Bradberry transferred to Samford, started four seasons, and the Panthers drafted him 62nd overall. Never expecting to go that high, he was fixing his mother's toilet when he was picked. But he was big (6'1", 210 pounds), long (33 ⅜" arms) and, Carolina believes, tailor-made for its defense.
Michael Conroy / AP Photo
Norman was out. Bradberry was in.
"A lot of people may say that because I come from a small school, I can't compete with the bigger-school guys and can't compete at the NFL level," Bradberry says. "I feel like I can do anything the next person can do."
One wave of reporters interrupts. Then, another.
Once everyone leaves, Bradberry looks like he just bit into a lemon.
"It gets frustrating," he says, "because the one thing they always ask about is Josh Norman. That's why I'm ready for Thursday night's game. Hopefully I can put it all to rest."
Monday, Sept. 5, 2:30 p.m. ET
Bank of America Stadium
Each towel is placed on each stool again.
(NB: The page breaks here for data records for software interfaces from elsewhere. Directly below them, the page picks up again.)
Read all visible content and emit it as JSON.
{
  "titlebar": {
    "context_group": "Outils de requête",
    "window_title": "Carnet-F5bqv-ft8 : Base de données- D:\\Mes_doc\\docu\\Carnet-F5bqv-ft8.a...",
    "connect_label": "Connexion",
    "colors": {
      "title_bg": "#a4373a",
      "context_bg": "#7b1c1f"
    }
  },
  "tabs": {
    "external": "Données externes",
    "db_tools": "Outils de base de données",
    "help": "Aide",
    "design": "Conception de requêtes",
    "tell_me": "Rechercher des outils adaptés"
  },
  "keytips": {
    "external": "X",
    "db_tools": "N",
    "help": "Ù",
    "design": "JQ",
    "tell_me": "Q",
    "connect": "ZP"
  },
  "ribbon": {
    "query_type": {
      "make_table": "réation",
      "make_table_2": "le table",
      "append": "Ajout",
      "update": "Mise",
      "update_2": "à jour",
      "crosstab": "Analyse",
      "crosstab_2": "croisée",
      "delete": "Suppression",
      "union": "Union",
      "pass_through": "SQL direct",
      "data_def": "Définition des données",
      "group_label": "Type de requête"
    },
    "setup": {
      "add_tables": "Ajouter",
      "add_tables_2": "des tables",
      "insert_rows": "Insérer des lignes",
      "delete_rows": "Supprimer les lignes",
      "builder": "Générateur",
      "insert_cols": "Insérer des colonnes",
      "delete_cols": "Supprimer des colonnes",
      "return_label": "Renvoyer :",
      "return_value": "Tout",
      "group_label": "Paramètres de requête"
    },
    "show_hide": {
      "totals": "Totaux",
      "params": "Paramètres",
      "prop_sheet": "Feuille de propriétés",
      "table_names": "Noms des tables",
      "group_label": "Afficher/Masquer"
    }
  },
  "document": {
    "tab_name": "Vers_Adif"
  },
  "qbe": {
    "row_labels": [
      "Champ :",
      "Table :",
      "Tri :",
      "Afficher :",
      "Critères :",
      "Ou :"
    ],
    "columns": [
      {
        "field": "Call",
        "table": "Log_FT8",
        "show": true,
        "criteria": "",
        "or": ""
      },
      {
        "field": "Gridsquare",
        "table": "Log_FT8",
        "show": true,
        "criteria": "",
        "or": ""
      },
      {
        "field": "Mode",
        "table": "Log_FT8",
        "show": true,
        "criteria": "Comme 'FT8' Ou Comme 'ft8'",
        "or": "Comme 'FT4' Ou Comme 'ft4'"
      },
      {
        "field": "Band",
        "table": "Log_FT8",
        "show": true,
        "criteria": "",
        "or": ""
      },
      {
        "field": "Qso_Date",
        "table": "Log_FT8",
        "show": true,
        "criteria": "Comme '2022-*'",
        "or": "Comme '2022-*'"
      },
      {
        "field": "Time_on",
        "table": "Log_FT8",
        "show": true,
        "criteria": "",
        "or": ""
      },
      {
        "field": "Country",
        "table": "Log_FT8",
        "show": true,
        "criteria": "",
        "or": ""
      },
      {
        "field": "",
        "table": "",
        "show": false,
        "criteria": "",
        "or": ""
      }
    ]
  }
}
Bradberry saunters over to the same bin.
Today's topic? Fears.
He's terrified of heights. If Bradberry is on a roller coaster, he shuts his eyes the entire ride. If he's on an elevator with a window, he looks straight at the doors.
"You know how you're on an elevator and you shift from being inside to going outside?" he says. "I hate that. It makes me edgy."